→ **INSTRUCTIONS TO FOLLOW**
An exact copy of every record is needed, with the pictures left out.

Dataset rows describing interfaces:
◆ ◆ ◆ ◆
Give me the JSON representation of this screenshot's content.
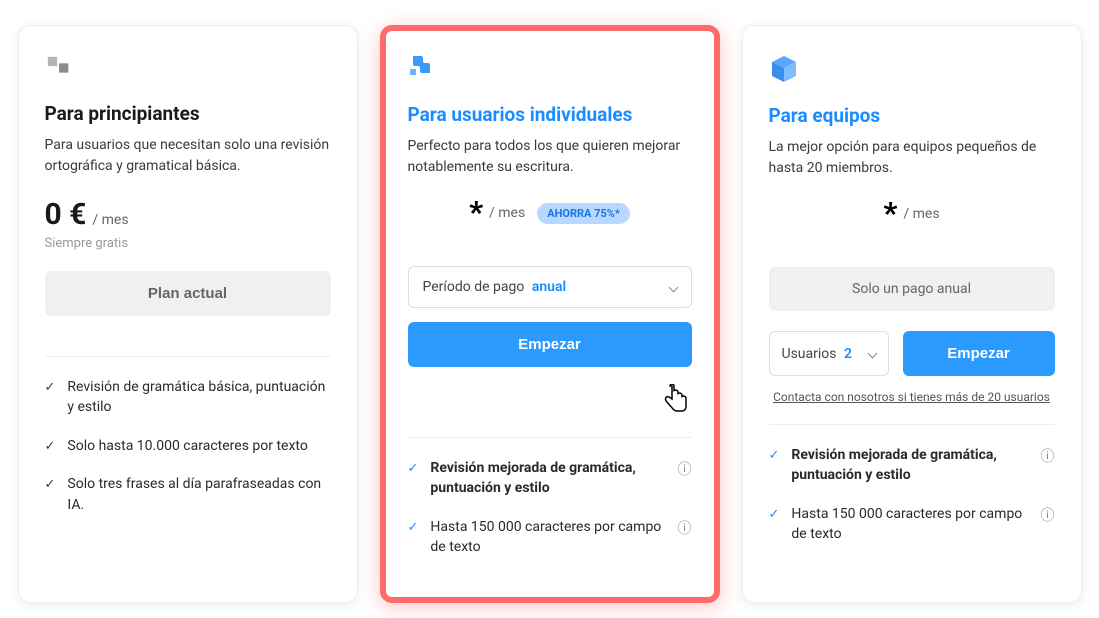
{
  "plans": {
    "beginner": {
      "title": "Para principiantes",
      "desc": "Para usuarios que necesitan solo una revisión ortográfica y gramatical básica.",
      "price": "0 €",
      "period": "/ mes",
      "note": "Siempre gratis",
      "cta": "Plan actual",
      "features": [
        "Revisión de gramática básica, puntuación y estilo",
        "Solo hasta 10.000 caracteres por texto",
        "Solo tres frases al día parafraseadas con IA."
      ]
    },
    "individual": {
      "title": "Para usuarios individuales",
      "desc": "Perfecto para todos los que quieren mejorar notablemente su escritura.",
      "price_symbol": "*",
      "period": "/ mes",
      "save_badge": "AHORRA 75%*",
      "period_label": "Período de pago",
      "period_value": "anual",
      "cta": "Empezar",
      "features": [
        {
          "text": "Revisión mejorada de gramática, puntuación y estilo",
          "bold": true,
          "info": true
        },
        {
          "text": "Hasta 150 000 caracteres por campo de texto",
          "bold": false,
          "info": true
        }
      ]
    },
    "team": {
      "title": "Para equipos",
      "desc": "La mejor opción para equipos pequeños de hasta 20 miembros.",
      "price_symbol": "*",
      "period": "/ mes",
      "annual_note": "Solo un pago anual",
      "users_label": "Usuarios",
      "users_value": "2",
      "cta": "Empezar",
      "contact_link": "Contacta con nosotros si tienes más de 20 usuarios",
      "features": [
        {
          "text": "Revisión mejorada de gramática, puntuación y estilo",
          "bold": true,
          "info": true
        },
        {
          "text": "Hasta 150 000 caracteres por campo de texto",
          "bold": false,
          "info": true
        }
      ]
    }
  }
}
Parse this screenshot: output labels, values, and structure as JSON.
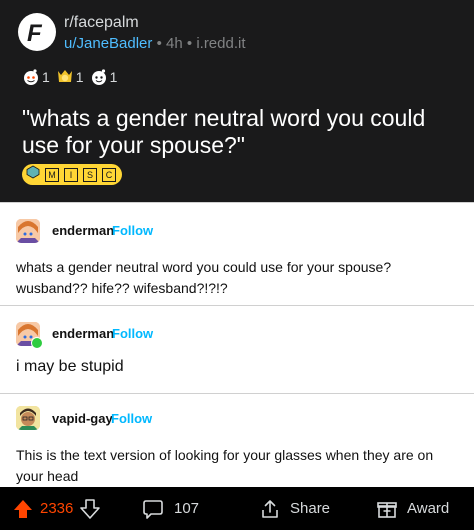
{
  "post": {
    "subreddit": "r/facepalm",
    "author": "u/JaneBadler",
    "separator": "•",
    "time": "4h",
    "domain": "i.redd.it",
    "awards": [
      {
        "icon": "helpful-award-icon",
        "count": "1"
      },
      {
        "icon": "gold-award-icon",
        "count": "1"
      },
      {
        "icon": "wholesome-award-icon",
        "count": "1"
      }
    ],
    "title": "\"whats a gender neutral word you could use for your spouse?\"",
    "flair": {
      "letters": [
        "M",
        "I",
        "S",
        "C"
      ],
      "color": "#ffd635"
    }
  },
  "tweets": [
    {
      "username": "enderman",
      "follow": "Follow",
      "text": "whats a gender neutral word you could use for your spouse? wusband?? hife?? wifesband?!?!?"
    },
    {
      "username": "enderman",
      "follow": "Follow",
      "text": "i may be stupid"
    },
    {
      "username": "vapid-gay",
      "follow": "Follow",
      "text": "This is the text version of looking for your glasses when they are on your head"
    }
  ],
  "action_bar": {
    "upvotes": "2336",
    "comments": "107",
    "share_label": "Share",
    "award_label": "Award"
  },
  "colors": {
    "header_bg": "#1a1a1b",
    "link": "#4fbdff",
    "follow": "#00b8ff",
    "upvote": "#ff4500"
  }
}
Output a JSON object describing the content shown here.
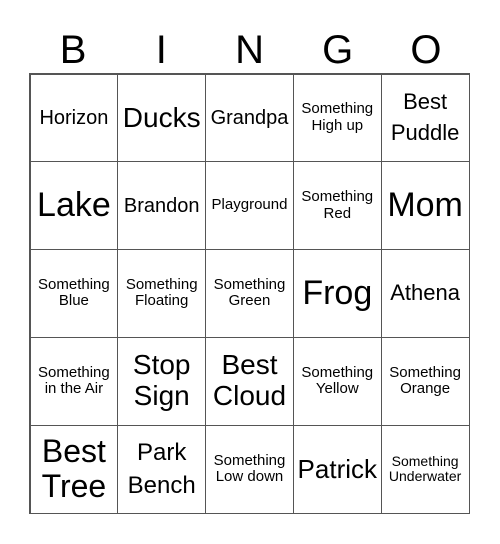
{
  "header": [
    "B",
    "I",
    "N",
    "G",
    "O"
  ],
  "cells": [
    [
      "Horizon",
      "Ducks",
      "Grandpa",
      "Something High up",
      "Best Puddle"
    ],
    [
      "Lake",
      "Brandon",
      "Playground",
      "Something Red",
      "Mom"
    ],
    [
      "Something Blue",
      "Something Floating",
      "Something Green",
      "Frog",
      "Athena"
    ],
    [
      "Something in the Air",
      "Stop Sign",
      "Best Cloud",
      "Something Yellow",
      "Something Orange"
    ],
    [
      "Best Tree",
      "Park Bench",
      "Something Low down",
      "Patrick",
      "Something Underwater"
    ]
  ]
}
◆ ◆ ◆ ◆
→ **WRITTEN ANSWER**
Give me the JSON representation of this screenshot's content.
{
  "plans": {
    "beginner": {
      "title": "Para principiantes",
      "desc": "Para usuarios que necesitan solo una revisión ortográfica y gramatical básica.",
      "price": "0 €",
      "period": "/ mes",
      "note": "Siempre gratis",
      "cta": "Plan actual",
      "features": [
        "Revisión de gramática básica, puntuación y estilo",
        "Solo hasta 10.000 caracteres por texto",
        "Solo tres frases al día parafraseadas con IA."
      ]
    },
    "individual": {
      "title": "Para usuarios individuales",
      "desc": "Perfecto para todos los que quieren mejorar notablemente su escritura.",
      "price_symbol": "*",
      "period": "/ mes",
      "save_badge": "AHORRA 75%*",
      "period_label": "Período de pago",
      "period_value": "anual",
      "cta": "Empezar",
      "features": [
        {
          "text": "Revisión mejorada de gramática, puntuación y estilo",
          "bold": true,
          "info": true
        },
        {
          "text": "Hasta 150 000 caracteres por campo de texto",
          "bold": false,
          "info": true
        }
      ]
    },
    "team": {
      "title": "Para equipos",
      "desc": "La mejor opción para equipos pequeños de hasta 20 miembros.",
      "price_symbol": "*",
      "period": "/ mes",
      "annual_note": "Solo un pago anual",
      "users_label": "Usuarios",
      "users_value": "2",
      "cta": "Empezar",
      "contact_link": "Contacta con nosotros si tienes más de 20 usuarios",
      "features": [
        {
          "text": "Revisión mejorada de gramática, puntuación y estilo",
          "bold": true,
          "info": true
        },
        {
          "text": "Hasta 150 000 caracteres por campo de texto",
          "bold": false,
          "info": true
        }
      ]
    }
  }
}
Parse this screenshot: output labels, values, and structure as JSON.
{
  "post": {
    "subreddit": "r/facepalm",
    "author": "u/JaneBadler",
    "separator": "•",
    "time": "4h",
    "domain": "i.redd.it",
    "awards": [
      {
        "icon": "helpful-award-icon",
        "count": "1"
      },
      {
        "icon": "gold-award-icon",
        "count": "1"
      },
      {
        "icon": "wholesome-award-icon",
        "count": "1"
      }
    ],
    "title": "\"whats a gender neutral word you could use for your spouse?\"",
    "flair": {
      "letters": [
        "M",
        "I",
        "S",
        "C"
      ],
      "color": "#ffd635"
    }
  },
  "tweets": [
    {
      "username": "enderman",
      "follow": "Follow",
      "text": "whats a gender neutral word you could use for your spouse? wusband?? hife?? wifesband?!?!?"
    },
    {
      "username": "enderman",
      "follow": "Follow",
      "text": "i may be stupid"
    },
    {
      "username": "vapid-gay",
      "follow": "Follow",
      "text": "This is the text version of looking for your glasses when they are on your head"
    }
  ],
  "action_bar": {
    "upvotes": "2336",
    "comments": "107",
    "share_label": "Share",
    "award_label": "Award"
  },
  "colors": {
    "header_bg": "#1a1a1b",
    "link": "#4fbdff",
    "follow": "#00b8ff",
    "upvote": "#ff4500"
  }
}
Output a JSON object describing the content shown here.
{
  "header": [
    "B",
    "I",
    "N",
    "G",
    "O"
  ],
  "cells": [
    [
      "Horizon",
      "Ducks",
      "Grandpa",
      "Something High up",
      "Best Puddle"
    ],
    [
      "Lake",
      "Brandon",
      "Playground",
      "Something Red",
      "Mom"
    ],
    [
      "Something Blue",
      "Something Floating",
      "Something Green",
      "Frog",
      "Athena"
    ],
    [
      "Something in the Air",
      "Stop Sign",
      "Best Cloud",
      "Something Yellow",
      "Something Orange"
    ],
    [
      "Best Tree",
      "Park Bench",
      "Something Low down",
      "Patrick",
      "Something Underwater"
    ]
  ]
}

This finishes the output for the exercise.